**YOUR INSTRUCTIONS**:
Copy every record exactly, and keep the pictures out.

**Element data from apps and pages**:
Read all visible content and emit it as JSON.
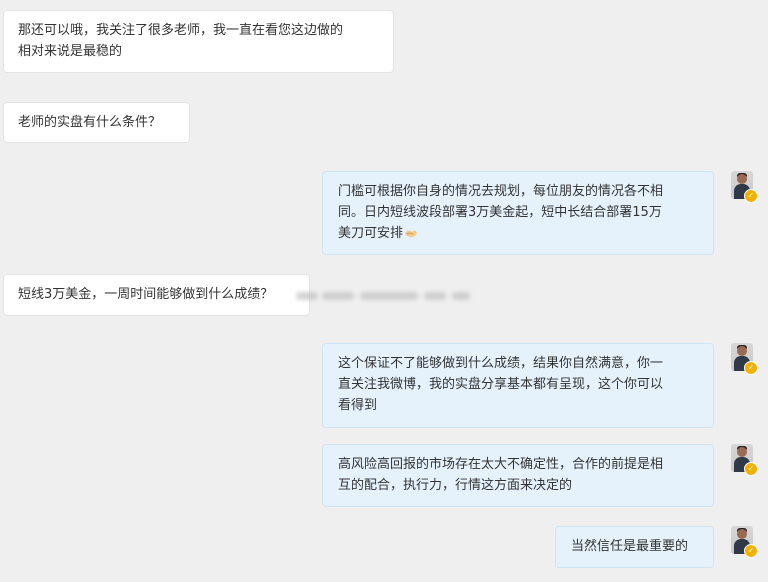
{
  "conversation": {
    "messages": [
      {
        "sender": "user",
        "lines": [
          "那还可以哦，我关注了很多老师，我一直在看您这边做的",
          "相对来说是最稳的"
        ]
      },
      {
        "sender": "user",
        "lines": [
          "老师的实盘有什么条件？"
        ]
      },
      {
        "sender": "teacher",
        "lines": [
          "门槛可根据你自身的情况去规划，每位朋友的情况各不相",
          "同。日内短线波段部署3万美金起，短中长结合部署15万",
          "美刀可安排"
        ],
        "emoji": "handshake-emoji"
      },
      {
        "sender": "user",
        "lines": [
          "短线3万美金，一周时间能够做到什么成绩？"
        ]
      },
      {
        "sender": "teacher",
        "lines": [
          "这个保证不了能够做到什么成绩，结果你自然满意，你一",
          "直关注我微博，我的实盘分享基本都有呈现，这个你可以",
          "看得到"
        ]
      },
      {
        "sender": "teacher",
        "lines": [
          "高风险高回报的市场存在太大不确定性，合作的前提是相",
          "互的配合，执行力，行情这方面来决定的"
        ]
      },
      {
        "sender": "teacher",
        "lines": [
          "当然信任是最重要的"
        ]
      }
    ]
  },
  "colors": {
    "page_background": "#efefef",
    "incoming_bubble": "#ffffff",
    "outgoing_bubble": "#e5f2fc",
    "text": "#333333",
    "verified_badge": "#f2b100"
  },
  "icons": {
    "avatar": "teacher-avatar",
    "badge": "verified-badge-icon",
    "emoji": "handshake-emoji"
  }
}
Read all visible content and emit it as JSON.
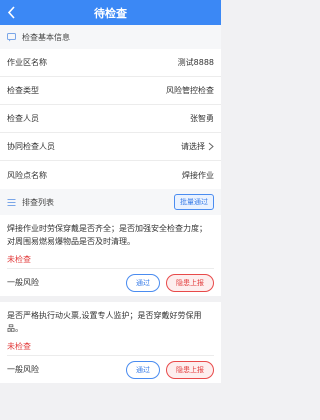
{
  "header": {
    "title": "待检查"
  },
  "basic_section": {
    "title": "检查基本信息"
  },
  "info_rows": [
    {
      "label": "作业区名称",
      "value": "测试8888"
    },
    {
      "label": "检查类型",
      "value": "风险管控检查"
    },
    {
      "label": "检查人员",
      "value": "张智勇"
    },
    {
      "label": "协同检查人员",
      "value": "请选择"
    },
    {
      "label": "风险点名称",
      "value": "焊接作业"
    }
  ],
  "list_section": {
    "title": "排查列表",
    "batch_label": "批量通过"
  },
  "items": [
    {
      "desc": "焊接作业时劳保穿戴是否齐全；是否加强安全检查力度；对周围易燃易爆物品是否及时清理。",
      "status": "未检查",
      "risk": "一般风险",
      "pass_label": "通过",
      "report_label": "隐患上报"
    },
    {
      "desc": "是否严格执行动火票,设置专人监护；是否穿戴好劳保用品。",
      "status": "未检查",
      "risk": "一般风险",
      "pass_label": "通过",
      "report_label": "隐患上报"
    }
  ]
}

**ANSWER**:
Read all visible content and emit it as JSON.
{
  "conversation": {
    "messages": [
      {
        "sender": "user",
        "lines": [
          "那还可以哦，我关注了很多老师，我一直在看您这边做的",
          "相对来说是最稳的"
        ]
      },
      {
        "sender": "user",
        "lines": [
          "老师的实盘有什么条件？"
        ]
      },
      {
        "sender": "teacher",
        "lines": [
          "门槛可根据你自身的情况去规划，每位朋友的情况各不相",
          "同。日内短线波段部署3万美金起，短中长结合部署15万",
          "美刀可安排"
        ],
        "emoji": "handshake-emoji"
      },
      {
        "sender": "user",
        "lines": [
          "短线3万美金，一周时间能够做到什么成绩？"
        ]
      },
      {
        "sender": "teacher",
        "lines": [
          "这个保证不了能够做到什么成绩，结果你自然满意，你一",
          "直关注我微博，我的实盘分享基本都有呈现，这个你可以",
          "看得到"
        ]
      },
      {
        "sender": "teacher",
        "lines": [
          "高风险高回报的市场存在太大不确定性，合作的前提是相",
          "互的配合，执行力，行情这方面来决定的"
        ]
      },
      {
        "sender": "teacher",
        "lines": [
          "当然信任是最重要的"
        ]
      }
    ]
  },
  "colors": {
    "page_background": "#efefef",
    "incoming_bubble": "#ffffff",
    "outgoing_bubble": "#e5f2fc",
    "text": "#333333",
    "verified_badge": "#f2b100"
  },
  "icons": {
    "avatar": "teacher-avatar",
    "badge": "verified-badge-icon",
    "emoji": "handshake-emoji"
  }
}
Read all visible content and emit it as JSON.
{
  "header": {
    "title": "待检查"
  },
  "basic_section": {
    "title": "检查基本信息"
  },
  "info_rows": [
    {
      "label": "作业区名称",
      "value": "测试8888"
    },
    {
      "label": "检查类型",
      "value": "风险管控检查"
    },
    {
      "label": "检查人员",
      "value": "张智勇"
    },
    {
      "label": "协同检查人员",
      "value": "请选择"
    },
    {
      "label": "风险点名称",
      "value": "焊接作业"
    }
  ],
  "list_section": {
    "title": "排查列表",
    "batch_label": "批量通过"
  },
  "items": [
    {
      "desc": "焊接作业时劳保穿戴是否齐全；是否加强安全检查力度；对周围易燃易爆物品是否及时清理。",
      "status": "未检查",
      "risk": "一般风险",
      "pass_label": "通过",
      "report_label": "隐患上报"
    },
    {
      "desc": "是否严格执行动火票,设置专人监护；是否穿戴好劳保用品。",
      "status": "未检查",
      "risk": "一般风险",
      "pass_label": "通过",
      "report_label": "隐患上报"
    }
  ]
}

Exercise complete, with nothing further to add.